### [WHAT THIS TASK INVOLVES]
All of the data below is to be written out again exactly.

### [DATA TO USE]
☆ ☆ ☆ ☆

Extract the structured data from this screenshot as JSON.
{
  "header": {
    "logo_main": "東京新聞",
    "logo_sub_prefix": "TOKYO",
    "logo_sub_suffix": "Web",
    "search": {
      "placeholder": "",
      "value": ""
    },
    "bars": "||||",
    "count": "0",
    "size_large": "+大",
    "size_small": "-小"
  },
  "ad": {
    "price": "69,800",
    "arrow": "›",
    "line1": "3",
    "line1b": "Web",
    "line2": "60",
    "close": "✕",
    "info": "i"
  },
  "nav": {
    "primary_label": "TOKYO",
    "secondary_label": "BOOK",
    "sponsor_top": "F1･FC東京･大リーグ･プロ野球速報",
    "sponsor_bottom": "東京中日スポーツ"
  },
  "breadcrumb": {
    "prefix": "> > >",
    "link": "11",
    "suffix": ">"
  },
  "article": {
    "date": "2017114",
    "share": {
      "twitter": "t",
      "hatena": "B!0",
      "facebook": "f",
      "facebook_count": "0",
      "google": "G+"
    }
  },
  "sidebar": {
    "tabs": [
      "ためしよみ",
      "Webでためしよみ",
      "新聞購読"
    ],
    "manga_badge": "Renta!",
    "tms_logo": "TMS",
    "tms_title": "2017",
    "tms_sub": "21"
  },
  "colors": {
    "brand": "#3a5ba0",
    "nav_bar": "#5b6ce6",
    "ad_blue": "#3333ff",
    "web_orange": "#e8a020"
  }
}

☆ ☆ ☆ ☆

### [YOUR SOLUTION]
Extract the structured data from this screenshot as JSON.
{
  "header": {
    "logo_main": "東京新聞",
    "logo_sub_prefix": "TOKYO",
    "logo_sub_suffix": "Web",
    "search": {
      "placeholder": "",
      "value": ""
    },
    "bars": "||||",
    "count": "0",
    "size_large": "+大",
    "size_small": "-小"
  },
  "ad": {
    "price": "69,800",
    "arrow": "›",
    "line1": "3",
    "line1b": "Web",
    "line2": "60",
    "close": "✕",
    "info": "i"
  },
  "nav": {
    "primary_label": "TOKYO",
    "secondary_label": "BOOK",
    "sponsor_top": "F1･FC東京･大リーグ･プロ野球速報",
    "sponsor_bottom": "東京中日スポーツ"
  },
  "breadcrumb": {
    "prefix": "> > >",
    "link": "11",
    "suffix": ">"
  },
  "article": {
    "date": "2017114",
    "share": {
      "twitter": "t",
      "hatena": "B!0",
      "facebook": "f",
      "facebook_count": "0",
      "google": "G+"
    }
  },
  "sidebar": {
    "tabs": [
      "ためしよみ",
      "Webでためしよみ",
      "新聞購読"
    ],
    "manga_badge": "Renta!",
    "tms_logo": "TMS",
    "tms_title": "2017",
    "tms_sub": "21"
  },
  "colors": {
    "brand": "#3a5ba0",
    "nav_bar": "#5b6ce6",
    "ad_blue": "#3333ff",
    "web_orange": "#e8a020"
  }
}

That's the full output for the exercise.